------ THE INPUT ------

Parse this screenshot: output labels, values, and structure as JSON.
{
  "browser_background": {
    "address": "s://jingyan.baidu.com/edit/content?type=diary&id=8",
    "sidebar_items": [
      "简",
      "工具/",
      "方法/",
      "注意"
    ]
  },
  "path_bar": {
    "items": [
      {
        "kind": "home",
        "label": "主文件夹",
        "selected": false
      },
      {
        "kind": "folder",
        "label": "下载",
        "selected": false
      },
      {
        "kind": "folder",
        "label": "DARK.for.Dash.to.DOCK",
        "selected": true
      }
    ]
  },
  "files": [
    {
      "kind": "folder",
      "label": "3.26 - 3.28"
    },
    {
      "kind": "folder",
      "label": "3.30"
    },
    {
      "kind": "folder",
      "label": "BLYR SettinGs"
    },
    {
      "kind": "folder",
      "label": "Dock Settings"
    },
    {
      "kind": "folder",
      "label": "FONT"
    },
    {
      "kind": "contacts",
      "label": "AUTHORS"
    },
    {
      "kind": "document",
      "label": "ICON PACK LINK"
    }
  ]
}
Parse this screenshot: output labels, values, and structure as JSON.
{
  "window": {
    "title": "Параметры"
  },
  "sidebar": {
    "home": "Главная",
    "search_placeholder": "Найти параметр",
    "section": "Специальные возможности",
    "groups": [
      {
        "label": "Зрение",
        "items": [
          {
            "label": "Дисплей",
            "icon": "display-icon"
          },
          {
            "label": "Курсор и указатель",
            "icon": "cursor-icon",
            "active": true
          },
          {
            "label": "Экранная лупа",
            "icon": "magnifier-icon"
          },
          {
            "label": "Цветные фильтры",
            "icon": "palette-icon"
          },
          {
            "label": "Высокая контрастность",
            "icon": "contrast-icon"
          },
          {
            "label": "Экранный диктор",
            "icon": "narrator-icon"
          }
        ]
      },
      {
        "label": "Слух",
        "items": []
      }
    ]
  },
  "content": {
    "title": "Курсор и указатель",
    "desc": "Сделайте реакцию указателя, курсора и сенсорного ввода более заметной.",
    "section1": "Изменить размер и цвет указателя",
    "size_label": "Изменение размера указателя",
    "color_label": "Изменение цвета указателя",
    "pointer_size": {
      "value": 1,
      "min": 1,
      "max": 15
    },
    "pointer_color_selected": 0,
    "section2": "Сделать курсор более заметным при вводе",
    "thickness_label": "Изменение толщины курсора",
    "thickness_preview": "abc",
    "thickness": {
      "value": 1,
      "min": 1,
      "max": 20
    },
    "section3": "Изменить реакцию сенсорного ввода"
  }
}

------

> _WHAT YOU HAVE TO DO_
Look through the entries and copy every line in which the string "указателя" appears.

> _ANSWER_
    "desc": "Сделайте реакцию указателя, курсора и сенсорного ввода более заметной.",
    "section1": "Изменить размер и цвет указателя",
    "size_label": "Изменение размера указателя",
    "color_label": "Изменение цвета указателя",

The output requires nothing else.